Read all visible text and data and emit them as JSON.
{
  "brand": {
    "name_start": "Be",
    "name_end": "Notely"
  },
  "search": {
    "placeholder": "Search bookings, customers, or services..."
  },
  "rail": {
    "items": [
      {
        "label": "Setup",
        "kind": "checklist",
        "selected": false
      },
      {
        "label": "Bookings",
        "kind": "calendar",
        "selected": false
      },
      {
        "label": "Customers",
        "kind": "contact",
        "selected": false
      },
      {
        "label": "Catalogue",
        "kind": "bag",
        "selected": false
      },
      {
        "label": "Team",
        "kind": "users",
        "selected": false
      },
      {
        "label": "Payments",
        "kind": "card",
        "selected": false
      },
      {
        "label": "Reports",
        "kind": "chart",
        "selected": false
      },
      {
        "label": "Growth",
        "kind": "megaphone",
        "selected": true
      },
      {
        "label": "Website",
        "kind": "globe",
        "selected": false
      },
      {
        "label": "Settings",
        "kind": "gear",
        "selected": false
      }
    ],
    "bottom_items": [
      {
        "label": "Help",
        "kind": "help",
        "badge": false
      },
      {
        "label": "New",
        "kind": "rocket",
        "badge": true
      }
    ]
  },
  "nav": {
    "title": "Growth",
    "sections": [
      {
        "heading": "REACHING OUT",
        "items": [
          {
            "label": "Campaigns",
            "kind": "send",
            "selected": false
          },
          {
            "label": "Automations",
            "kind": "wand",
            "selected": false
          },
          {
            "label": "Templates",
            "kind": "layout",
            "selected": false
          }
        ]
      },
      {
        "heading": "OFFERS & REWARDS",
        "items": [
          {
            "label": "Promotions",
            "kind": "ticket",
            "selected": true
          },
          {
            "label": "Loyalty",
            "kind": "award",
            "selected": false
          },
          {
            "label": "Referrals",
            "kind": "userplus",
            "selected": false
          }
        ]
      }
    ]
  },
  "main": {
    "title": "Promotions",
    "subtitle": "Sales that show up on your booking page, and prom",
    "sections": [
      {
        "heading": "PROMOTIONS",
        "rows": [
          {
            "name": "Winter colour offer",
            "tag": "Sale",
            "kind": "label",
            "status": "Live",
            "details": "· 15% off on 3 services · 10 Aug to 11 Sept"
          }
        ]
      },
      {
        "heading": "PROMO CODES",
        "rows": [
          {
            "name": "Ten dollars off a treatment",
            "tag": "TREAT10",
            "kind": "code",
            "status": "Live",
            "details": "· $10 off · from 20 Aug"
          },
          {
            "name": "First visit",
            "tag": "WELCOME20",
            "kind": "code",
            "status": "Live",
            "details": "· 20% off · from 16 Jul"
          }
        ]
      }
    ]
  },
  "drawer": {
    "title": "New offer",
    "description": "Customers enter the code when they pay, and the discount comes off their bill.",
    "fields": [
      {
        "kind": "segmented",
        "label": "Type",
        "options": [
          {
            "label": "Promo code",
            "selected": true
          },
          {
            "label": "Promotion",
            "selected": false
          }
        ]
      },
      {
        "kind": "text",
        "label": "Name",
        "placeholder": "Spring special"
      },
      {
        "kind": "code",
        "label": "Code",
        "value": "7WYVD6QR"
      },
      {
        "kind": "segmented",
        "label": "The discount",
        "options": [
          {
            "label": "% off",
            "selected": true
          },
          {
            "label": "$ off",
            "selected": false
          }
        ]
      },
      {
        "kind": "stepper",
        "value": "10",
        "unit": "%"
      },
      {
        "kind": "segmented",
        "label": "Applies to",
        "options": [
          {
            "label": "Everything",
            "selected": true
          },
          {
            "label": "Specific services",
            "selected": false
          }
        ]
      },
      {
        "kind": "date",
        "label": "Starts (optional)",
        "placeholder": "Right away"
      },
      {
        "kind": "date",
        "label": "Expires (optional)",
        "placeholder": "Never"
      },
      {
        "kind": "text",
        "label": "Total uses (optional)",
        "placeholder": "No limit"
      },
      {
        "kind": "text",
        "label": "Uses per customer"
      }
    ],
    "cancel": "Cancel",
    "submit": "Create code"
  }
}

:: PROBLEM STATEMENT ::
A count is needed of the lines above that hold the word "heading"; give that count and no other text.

:: SOLUTION TO THIS TASK ::
4